I’ve been thinking, of late, about apologies.
Saying “I’m sorry” is an act of humility, and of strength. But it can also just be a tool used, insincerely, to alleviate conflict and evade direct responsibility for one’s actions.
Interestingly, this week I had someone pull out an apology I had made to them months ago and try to use it as a bludgeon against me. She pointed to the fact that I had apologized to her, for whatever part I had in the collapse of our friendship, as proof that I was not only fully at fault but downright malicious. That’s right: by apologizing, I had apparently admitted to complete culpability and that culpability proves that I’m a vicious bastard.
Had I not apologized for anything, like her, I’d presumably have the high ground. I’d be free of all guilt. I’d be the victim.
For the record, if I sat down with you and tried to tell you what the hell happened, what I did that was worth throwing a friendship away for, I couldn’t do it. I’m as perplexed now as I was then. And ultimately it doesn’t matter, because clearly a friendship so cagey and fragile is no friendship at all, and its demise is to be celebrated, not mourned.
She was the one who turned hostile. She was the one who literally refused to discuss whatever was happening. She was the one who responded to my apology by blocking me on Facebook. She was the one who then wrote a lengthy blog post that wasn’t about me, but in which she defined herself by listing things she doesn’t like, which happened to be things I like (pulp fiction, comics, Bruce Springsteen) which she had apparently been pretending interest in to get close to me for months.
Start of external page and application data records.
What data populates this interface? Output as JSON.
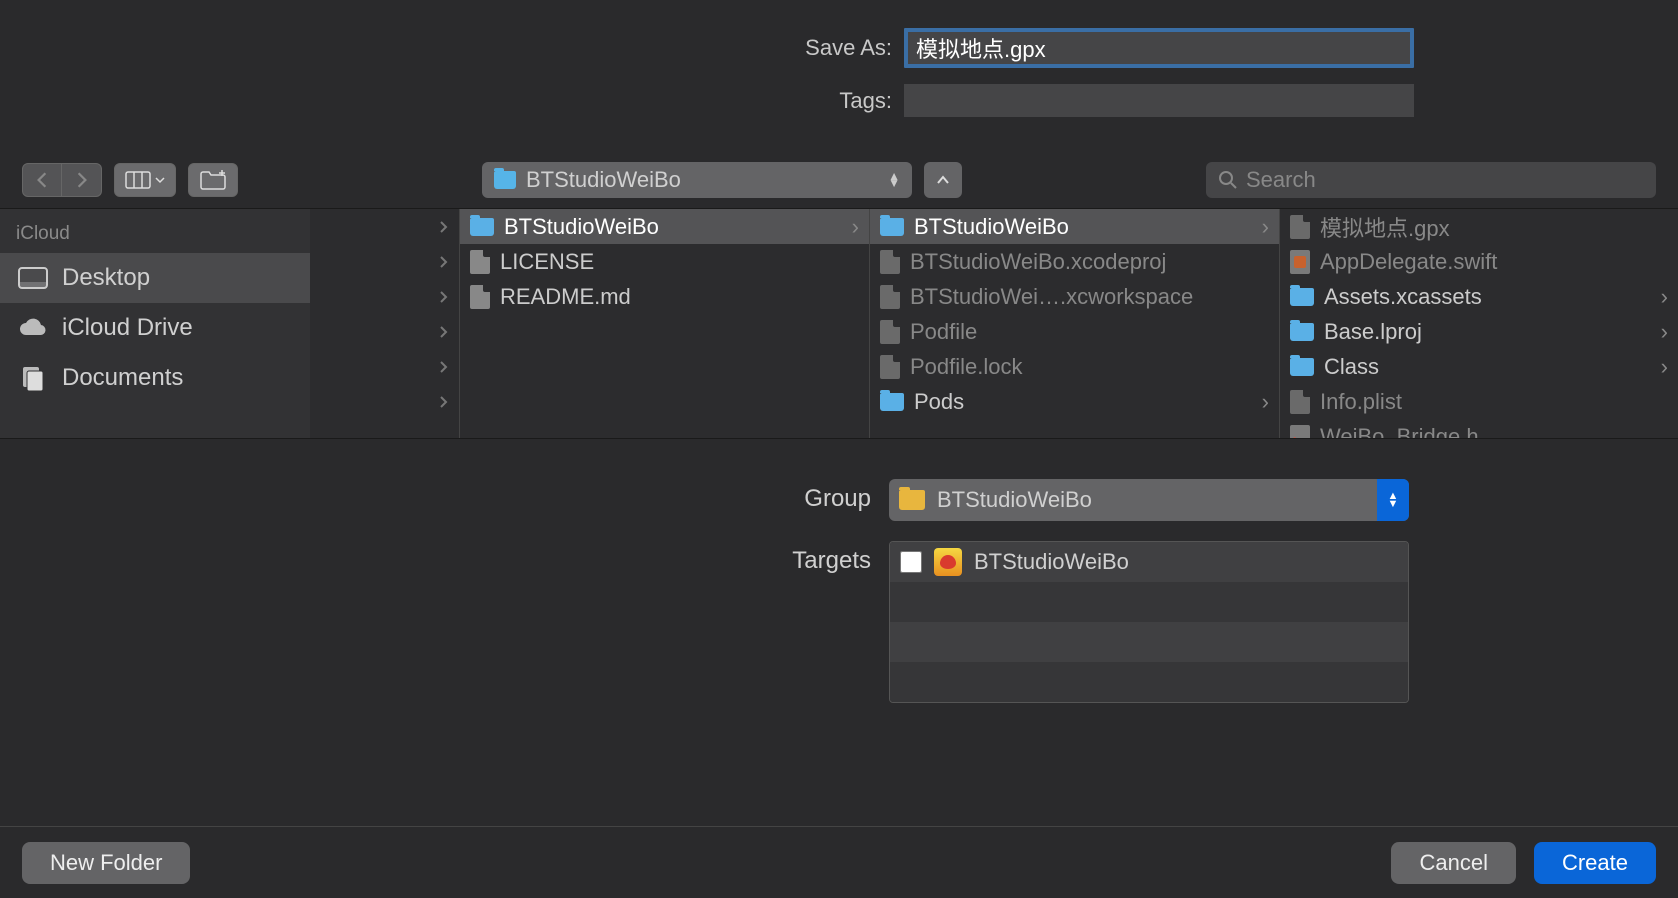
{
  "saveAs": {
    "label": "Save As:",
    "value": "模拟地点.gpx"
  },
  "tags": {
    "label": "Tags:",
    "value": ""
  },
  "path": {
    "current": "BTStudioWeiBo"
  },
  "search": {
    "placeholder": "Search"
  },
  "sidebar": {
    "header": "iCloud",
    "items": [
      {
        "label": "Desktop"
      },
      {
        "label": "iCloud Drive"
      },
      {
        "label": "Documents"
      }
    ]
  },
  "columns": [
    [
      {
        "label": "BTStudioWeiBo",
        "type": "folder",
        "selected": true,
        "hasChildren": true
      },
      {
        "label": "LICENSE",
        "type": "doc"
      },
      {
        "label": "README.md",
        "type": "doc"
      }
    ],
    [
      {
        "label": "BTStudioWeiBo",
        "type": "folder",
        "selected": true,
        "hasChildren": true
      },
      {
        "label": "BTStudioWeiBo.xcodeproj",
        "type": "proj",
        "dim": true
      },
      {
        "label": "BTStudioWei….xcworkspace",
        "type": "proj",
        "dim": true
      },
      {
        "label": "Podfile",
        "type": "doc",
        "dim": true
      },
      {
        "label": "Podfile.lock",
        "type": "doc",
        "dim": true
      },
      {
        "label": "Pods",
        "type": "folder",
        "hasChildren": true
      }
    ],
    [
      {
        "label": "模拟地点.gpx",
        "type": "doc",
        "dim": true
      },
      {
        "label": "AppDelegate.swift",
        "type": "swift",
        "dim": true
      },
      {
        "label": "Assets.xcassets",
        "type": "folder",
        "hasChildren": true
      },
      {
        "label": "Base.lproj",
        "type": "folder",
        "hasChildren": true
      },
      {
        "label": "Class",
        "type": "folder",
        "hasChildren": true
      },
      {
        "label": "Info.plist",
        "type": "doc",
        "dim": true
      },
      {
        "label": "WeiBo_Bridge.h",
        "type": "h",
        "dim": true
      }
    ]
  ],
  "group": {
    "label": "Group",
    "value": "BTStudioWeiBo"
  },
  "targets": {
    "label": "Targets",
    "items": [
      {
        "label": "BTStudioWeiBo",
        "checked": false
      }
    ]
  },
  "footer": {
    "newFolder": "New Folder",
    "cancel": "Cancel",
    "create": "Create"
  }
}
So, if I say I’m not sure what I did to enrage her so much, and that she acted with such unreasoning hostility, why did I apologize in the first place?
I apologized because, as a grown up with some years of life experience behind me, I realized that she wasn’t acting in a vacuum and I was at least somewhat to blame. I had trouble defining my part in the conflict (as I said, she wouldn’t talk to me me about it), but I wasn’t going to deny all blame. So, in an attempt to save a friendship, and in humility, I apologized. I later regretted doing so, even before she turned my apology back at me like a weapon, but I certainly wasn’t wrong to do so.
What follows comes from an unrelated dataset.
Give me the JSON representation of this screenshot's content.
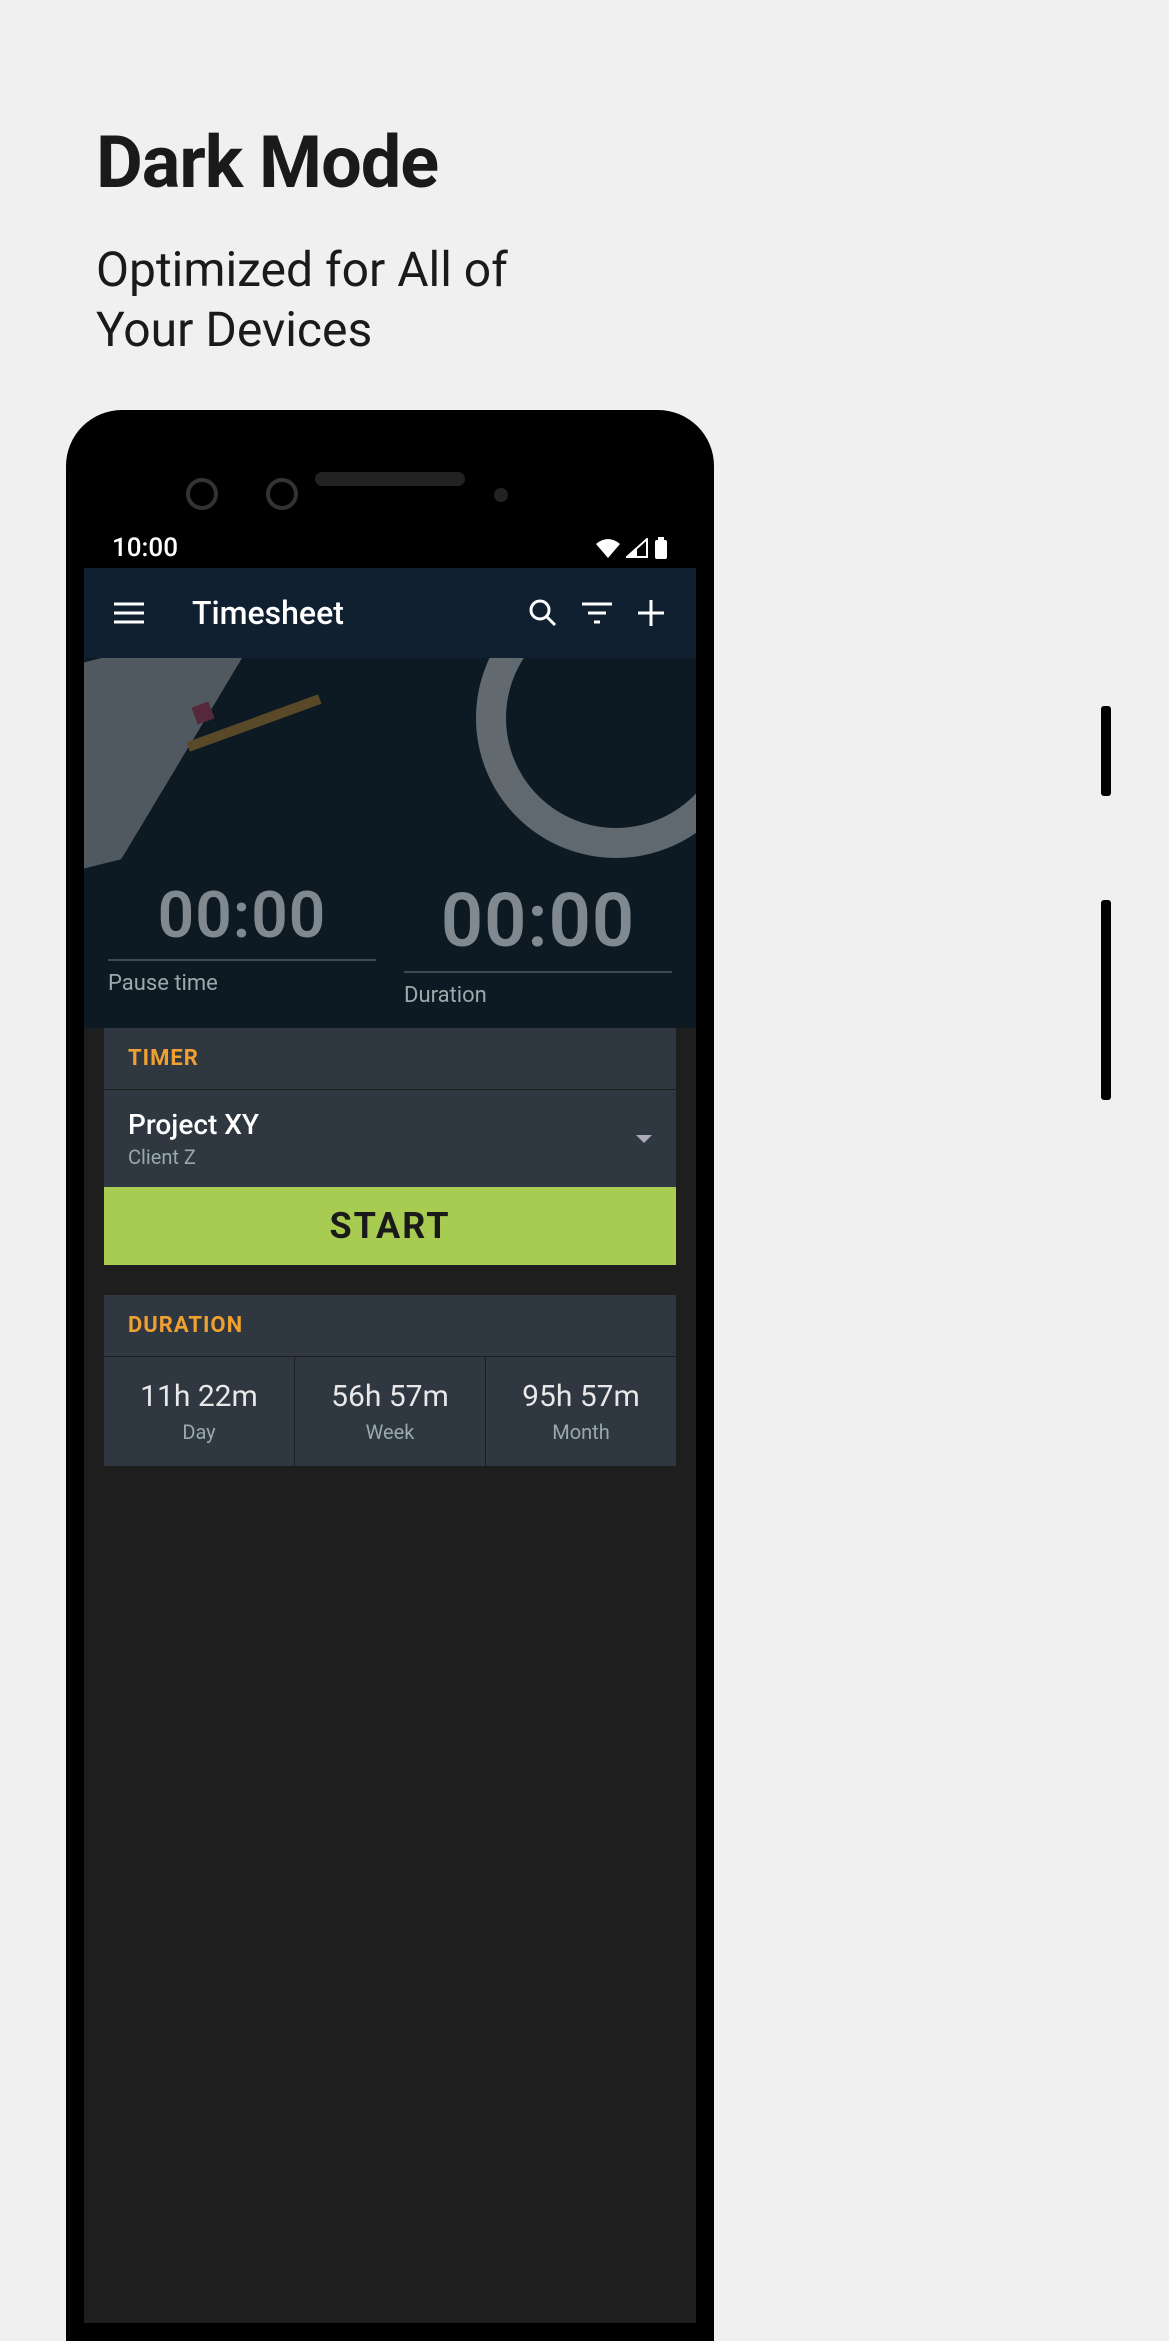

Of course, an apology doesn’t have to be accepted. Sometimes there’s no forgiveness to be given in return, whether because of the severity of the damage done or (as in the above case) because of an inability to forgive, or even a cruel desire to withhold the chance to atone.
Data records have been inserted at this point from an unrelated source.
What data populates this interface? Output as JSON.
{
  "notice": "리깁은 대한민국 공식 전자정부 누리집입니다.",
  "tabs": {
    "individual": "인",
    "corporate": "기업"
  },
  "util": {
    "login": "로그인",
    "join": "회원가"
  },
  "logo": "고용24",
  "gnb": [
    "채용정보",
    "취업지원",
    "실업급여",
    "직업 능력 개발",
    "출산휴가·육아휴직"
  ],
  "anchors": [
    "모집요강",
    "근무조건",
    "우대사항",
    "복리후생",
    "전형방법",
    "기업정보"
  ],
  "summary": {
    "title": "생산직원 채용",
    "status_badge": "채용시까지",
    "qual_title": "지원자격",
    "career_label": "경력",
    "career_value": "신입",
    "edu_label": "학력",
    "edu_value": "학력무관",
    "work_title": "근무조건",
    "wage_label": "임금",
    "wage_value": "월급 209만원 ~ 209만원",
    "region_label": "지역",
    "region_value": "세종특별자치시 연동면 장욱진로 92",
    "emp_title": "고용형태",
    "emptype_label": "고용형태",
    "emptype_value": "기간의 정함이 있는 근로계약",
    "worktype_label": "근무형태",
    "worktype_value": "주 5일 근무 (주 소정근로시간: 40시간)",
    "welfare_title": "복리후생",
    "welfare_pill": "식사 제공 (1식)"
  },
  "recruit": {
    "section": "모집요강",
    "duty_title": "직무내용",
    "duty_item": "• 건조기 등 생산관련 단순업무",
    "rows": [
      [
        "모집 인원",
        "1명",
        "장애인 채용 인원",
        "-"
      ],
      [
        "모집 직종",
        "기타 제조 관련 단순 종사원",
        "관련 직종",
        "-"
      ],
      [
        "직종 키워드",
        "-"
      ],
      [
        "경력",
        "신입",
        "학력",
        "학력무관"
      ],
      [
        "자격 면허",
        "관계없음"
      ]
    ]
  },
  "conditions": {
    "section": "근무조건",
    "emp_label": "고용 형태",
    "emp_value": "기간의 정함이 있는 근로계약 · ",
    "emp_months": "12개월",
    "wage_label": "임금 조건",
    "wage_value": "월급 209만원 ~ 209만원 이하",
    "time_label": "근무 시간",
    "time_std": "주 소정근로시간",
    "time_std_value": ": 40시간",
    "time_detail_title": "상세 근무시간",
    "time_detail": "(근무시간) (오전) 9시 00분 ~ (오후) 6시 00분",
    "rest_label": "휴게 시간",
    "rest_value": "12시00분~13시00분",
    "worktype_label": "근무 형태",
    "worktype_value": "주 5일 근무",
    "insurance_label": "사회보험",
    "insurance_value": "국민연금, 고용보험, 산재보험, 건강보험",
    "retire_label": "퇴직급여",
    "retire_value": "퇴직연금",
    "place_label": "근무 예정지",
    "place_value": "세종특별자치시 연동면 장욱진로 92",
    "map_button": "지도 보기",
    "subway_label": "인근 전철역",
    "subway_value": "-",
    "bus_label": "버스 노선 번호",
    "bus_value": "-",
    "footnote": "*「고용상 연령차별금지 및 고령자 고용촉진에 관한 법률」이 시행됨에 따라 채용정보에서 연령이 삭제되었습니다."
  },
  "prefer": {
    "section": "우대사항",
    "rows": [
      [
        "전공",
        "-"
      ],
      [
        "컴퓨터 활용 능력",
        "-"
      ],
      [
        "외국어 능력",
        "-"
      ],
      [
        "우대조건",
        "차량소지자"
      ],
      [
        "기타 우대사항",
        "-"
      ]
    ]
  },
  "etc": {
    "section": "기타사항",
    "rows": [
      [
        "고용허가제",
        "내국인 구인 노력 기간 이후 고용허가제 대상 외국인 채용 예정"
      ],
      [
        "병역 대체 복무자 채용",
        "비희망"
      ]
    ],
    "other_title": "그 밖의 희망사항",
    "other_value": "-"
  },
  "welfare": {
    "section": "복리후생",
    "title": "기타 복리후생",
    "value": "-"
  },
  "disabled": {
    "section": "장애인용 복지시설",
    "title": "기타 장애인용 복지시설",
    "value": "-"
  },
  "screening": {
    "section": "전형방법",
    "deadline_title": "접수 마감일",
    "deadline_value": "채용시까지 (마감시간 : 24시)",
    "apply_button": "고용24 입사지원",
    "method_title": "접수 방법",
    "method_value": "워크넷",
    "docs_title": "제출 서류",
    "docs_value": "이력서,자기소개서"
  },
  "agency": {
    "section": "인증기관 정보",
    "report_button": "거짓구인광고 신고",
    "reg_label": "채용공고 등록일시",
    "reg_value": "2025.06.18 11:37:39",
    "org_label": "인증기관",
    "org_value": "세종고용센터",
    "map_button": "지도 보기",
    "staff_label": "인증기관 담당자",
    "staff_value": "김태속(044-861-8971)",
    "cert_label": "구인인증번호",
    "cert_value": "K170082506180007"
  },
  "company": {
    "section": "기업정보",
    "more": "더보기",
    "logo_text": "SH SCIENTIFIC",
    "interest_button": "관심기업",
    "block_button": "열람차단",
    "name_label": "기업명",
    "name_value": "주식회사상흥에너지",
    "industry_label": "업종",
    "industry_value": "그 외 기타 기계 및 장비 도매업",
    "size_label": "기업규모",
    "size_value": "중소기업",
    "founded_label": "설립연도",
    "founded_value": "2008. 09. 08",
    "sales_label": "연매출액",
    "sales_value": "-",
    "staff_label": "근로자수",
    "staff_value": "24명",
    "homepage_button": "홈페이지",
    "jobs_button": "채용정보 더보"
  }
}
Sometimes, though, the apology is plainly insincere, or it is innately evasive of responsibility and thus unsatisfying. That evasiveness, and lack of satisfaction, can even be subconscious to both parties, but it can ruin all chances at reconciliation.
The evasive apology is the classic political apology. “I’m sorry what I did upset so many people.” Sure. You’re sorry it upset so many people. You’re sorry that you were caught. But you’re not sorry you did it.
Mistakes were made.
This sort of apology changed my life. As I’ve discussed on this blog in the past, I had a fairly hellish childhood. My father was a mean fucking drunk and he did all he could to destroy my sense of self. Most of the major depressive issues I struggle with constantly have their roots in those experiences.
Years later, I confronted him, directly, on all that vicious behavior. He didn’t deny it had happened. He just basically said, “Well, nobody’s perfect, that’s in the past now.”
Mistakes were made. Not only did he not actually apologize, he didn’t take responsibility for his actions. He didn’t say he regretted having hurt me so often and so deliberately. Because he didn’t, because a craven shrug wasn’t enough, I wasn’t able to make the leap of faith I needed to make to forgive him. Added to the fact that his manipulative, negative behavior never actually stopped, it was all too much. I walked away from my relationship with him and haven’t spoken to him in years, and have no intention of ever doing so again. He couldn’t apologize, and he lost his son. On the other hand, he couldn’t apologize, and I gained my freedom.
I discussed this with my shrink when I was in therapy, and I told her had he actually apologized to me for what he had done, I might have been able to work with that. It might have made all the difference. She said that this wasn’t an uncommon event: opportunities are lost forever in a relationship because of the lack of simple, sincere apology.
Simple, sincere, explicit apology. Own up to what you’ve done.
Once, another friend offered apology after a long series of thoughtless actions eroded our relationship to the breaking point. “I’m sorry you feel this way,” he wrote in an email. “I am sorry I let you down.” Not, I’m sorry I acted in this way, but I’m sorry you reacted the way you have. What this told me, basically, was that he saw nothing wrong with the way he’d treated me, and there would probably be no course correction for the sake of our friendship.
With these realizations, I have grown. I apologize when I’m in the wrong, usually very swiftly, because relationships matter and my personal integrity is important to me. I’m humble enough, and strong enough, to acknowledge that I’m wrong. And I make sure to communicate that I am sorry for my failures, not for the reaction those failures earned me.